"Won't you find it an awful nuisance to look after a baby?" he asked her.
She explained that her husband was a curate, a good deal older than herself, who had difficulty in getting permanent work since vicars wanted young men to assist them; he earned a little now and then by doing locums when someone took a holiday or fell ill, and a charitable institution gave them a small pension; but her life was lonely, it would be something to do to look after a child, and the few shillings a week paid for it would help her to keep things going. She promised that it should be well fed.
"Quite the lady, isn't she?" said Mildred, when they went away.
They went back to have tea at the Metropole. Mildred liked the crowd and the band. Philip was tired of talking, and he watched her face as she looked with keen eyes at the dresses of the women who came in. She had a peculiar sharpness for reckoning up what things cost, and now and then she leaned over to him and whispered the result of her meditations.
"D'you see that aigrette there? That cost every bit of seven guineas."
Or: "Look at that ermine, Philip. That's rabbit, that is--that's not ermine." She laughed triumphantly. "I'd know it a mile off."
Philip smiled happily. He was glad to see her pleasure, and the ingenuousness of her conversation amused and touched him. The band played sentimental music.
After dinner they walked down to the station, and Philip took her arm. He told her what arrangements he had made for their journey to France. She was to come up to London at the end of the week, but she told him that she could not go away till the Saturday of the week after that. He had already engaged a room in a hotel in Paris. He was looking forward eagerly to taking the tickets.
"You won't mind going second-class, will you? We mustn't be extravagant, and it'll be all the better if we can do ourselves pretty well when we get there."
He had talked to her a hundred times of the Quarter. They would wander through its pleasant old streets, and they would sit idly in the charming gardens of the Luxembourg. If the weather was fine perhaps, when they had had enough of Paris, they might go to Fontainebleau. The trees would be just bursting into leaf. The green of the forest in spring was more beautiful than anything he knew; it was like a song, and it was like the happy pain of love. Mildred listened quietly. He turned to her and tried to look deep into her eyes.
"You do want to come, don't you?" he said.
"Of course I do," she smiled.
"You don't know how I'm looking forward to it. I don't know how I shall get through the next days. I'm so afraid something will happen to prevent it. It maddens me sometimes that I can't tell you how much I love you. And at last, at last..."
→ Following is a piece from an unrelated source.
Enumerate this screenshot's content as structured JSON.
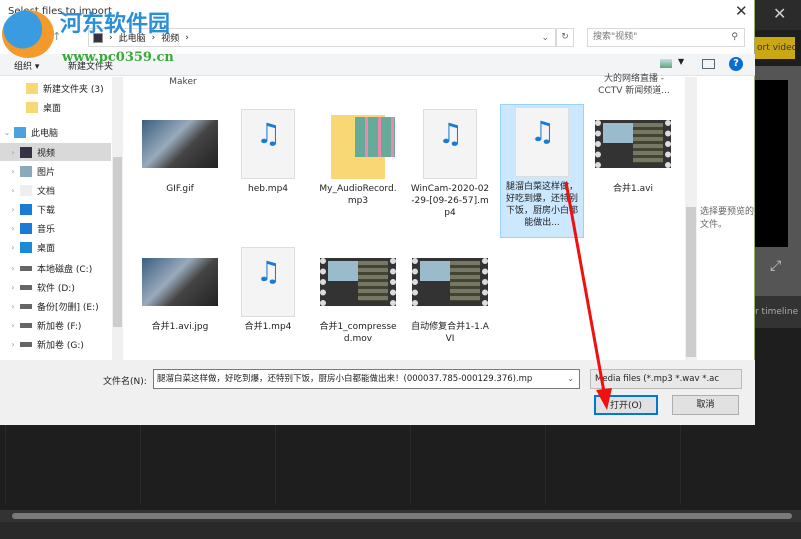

He broke off. They reached the station, but they had dawdled on the way, and Philip had barely time to say good-night. He kissed her quickly and ran towards the wicket as fast as he could. She stood where he left her. He was strangely grotesque when he ran.